as I already wrote in the “Please Introduce Yourself” thread, I’m Johannes and I’m working on a temporal NoSQL document storage system (Open Source) called Sirix.io written in Java (and a module in Kotlin) in my spare time and in my day to day job I’m also working as a software engineer. Sounds a bit crazy but yeah, lately I’m too enthusiastic, even though I still have no idea if anyone is using it, sadly.
So my question is, how would you spread the word? Or maybe for most people it’s really not interesting? There are many use cases, for instance for auditing, correcting human- and application errors, experiment and revert to a known good version, doing sophisticated time-travel queries, compare revisions… now with an extension to XQuery (for JSON)
One Hackernoon article submitted for review a few hours ago:
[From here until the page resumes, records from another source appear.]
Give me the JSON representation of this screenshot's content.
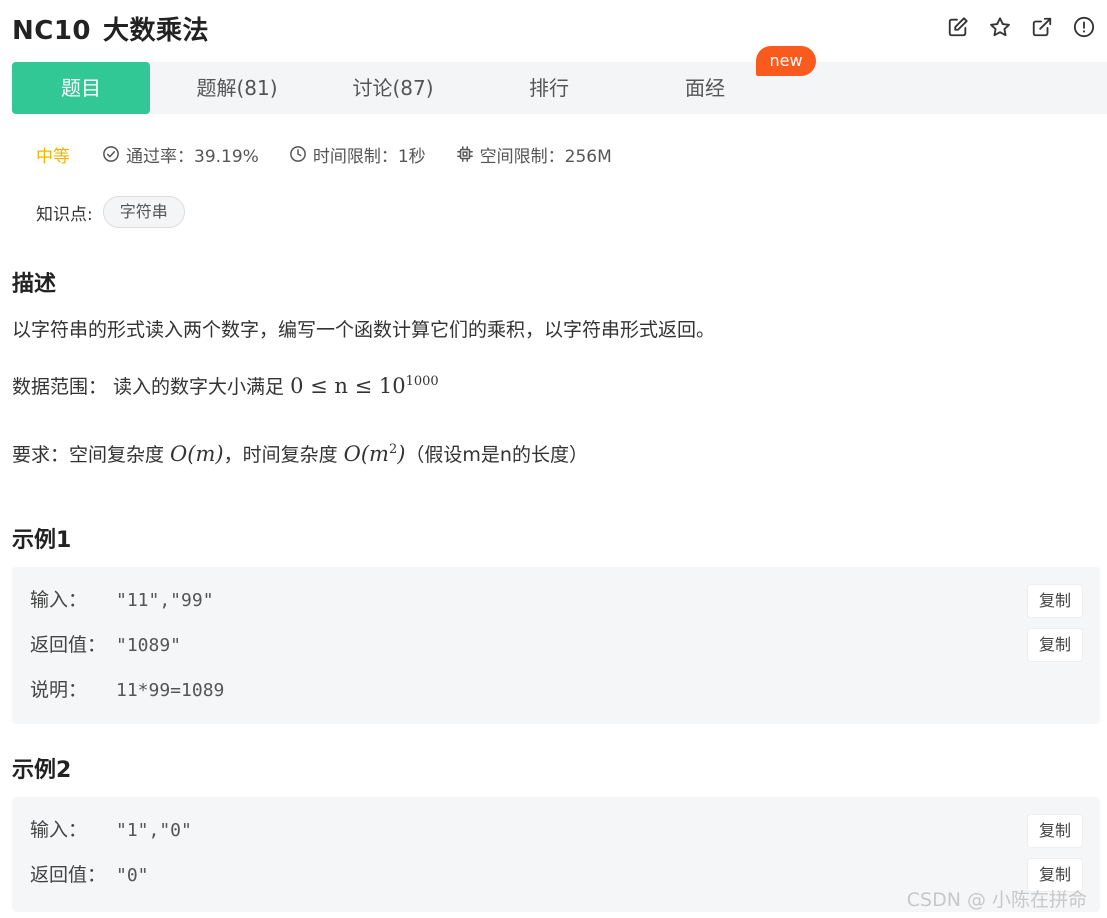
{
  "problem": {
    "id": "NC10",
    "name": "大数乘法"
  },
  "header_icons": [
    "edit-icon",
    "star-icon",
    "external-link-icon",
    "report-icon"
  ],
  "tabs": [
    {
      "label": "题目",
      "active": true
    },
    {
      "label": "题解(81)",
      "active": false
    },
    {
      "label": "讨论(87)",
      "active": false
    },
    {
      "label": "排行",
      "active": false
    },
    {
      "label": "面经",
      "active": false
    }
  ],
  "new_badge": "new",
  "meta": {
    "difficulty": "中等",
    "pass_rate": "通过率：39.19%",
    "time_limit": "时间限制：1秒",
    "space_limit": "空间限制：256M"
  },
  "knowledge": {
    "label": "知识点:",
    "tag": "字符串"
  },
  "description": {
    "title": "描述",
    "text": "以字符串的形式读入两个数字，编写一个函数计算它们的乘积，以字符串形式返回。",
    "range_prefix": "数据范围： 读入的数字大小满足 ",
    "range_math": "0 ≤ n ≤ 10",
    "range_exp": "1000",
    "req_prefix": "要求：空间复杂度 ",
    "req_space": "O(m)",
    "req_mid": "，时间复杂度 ",
    "req_time": "O(m",
    "req_time_exp": "2",
    "req_time_close": ")",
    "req_suffix": "（假设m是n的长度）"
  },
  "examples": [
    {
      "title": "示例1",
      "input_label": "输入：",
      "input_value": "\"11\",\"99\"",
      "output_label": "返回值：",
      "output_value": "\"1089\"",
      "note_label": "说明：",
      "note_value": "11*99=1089",
      "copy_label": "复制"
    },
    {
      "title": "示例2",
      "input_label": "输入：",
      "input_value": "\"1\",\"0\"",
      "output_label": "返回值：",
      "output_value": "\"0\"",
      "copy_label": "复制"
    }
  ],
  "watermark": "CSDN @   小陈在拼命",
  "colors": {
    "accent": "#32c896",
    "badge": "#fa5a1e",
    "difficulty": "#f0b400"
  }
}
A bit more about my project: Sirix.io is all about efficient versioning of your data. That is on the one hand it reduces the storage cost of storing a new revision during each transaction-commit while balancing read- and write-performance through a novel sliding snapshot algorithm and dynamic page compression. On the other hand Sirix supports easy query capabilities for instance to open a specific revision by a timestamp or revisions by a given timespan, to navigate to future or past versions of nodes in the tree-structure and so on. It basically never overwrites data and is heavily inspired by ZFS and Git and borrows some ideas and puts these to test on the sub-file level. In stark contrast to other approaches Sirix combines copy-on-write semantics with node-level versioning.
It all started around 2006 as a university / Ph.D. project of Marc Kramis and I worked on the project since 2007 and already did my Bachelor’s Thesis, Master’s Thesis as well as several HiWi-Jobs on topics regarding the project and I’m still more eager than ever to put forth the idea of a versioned, analytics plattform to perform analytical tasks based on current as well as the history of the data.
Have a great day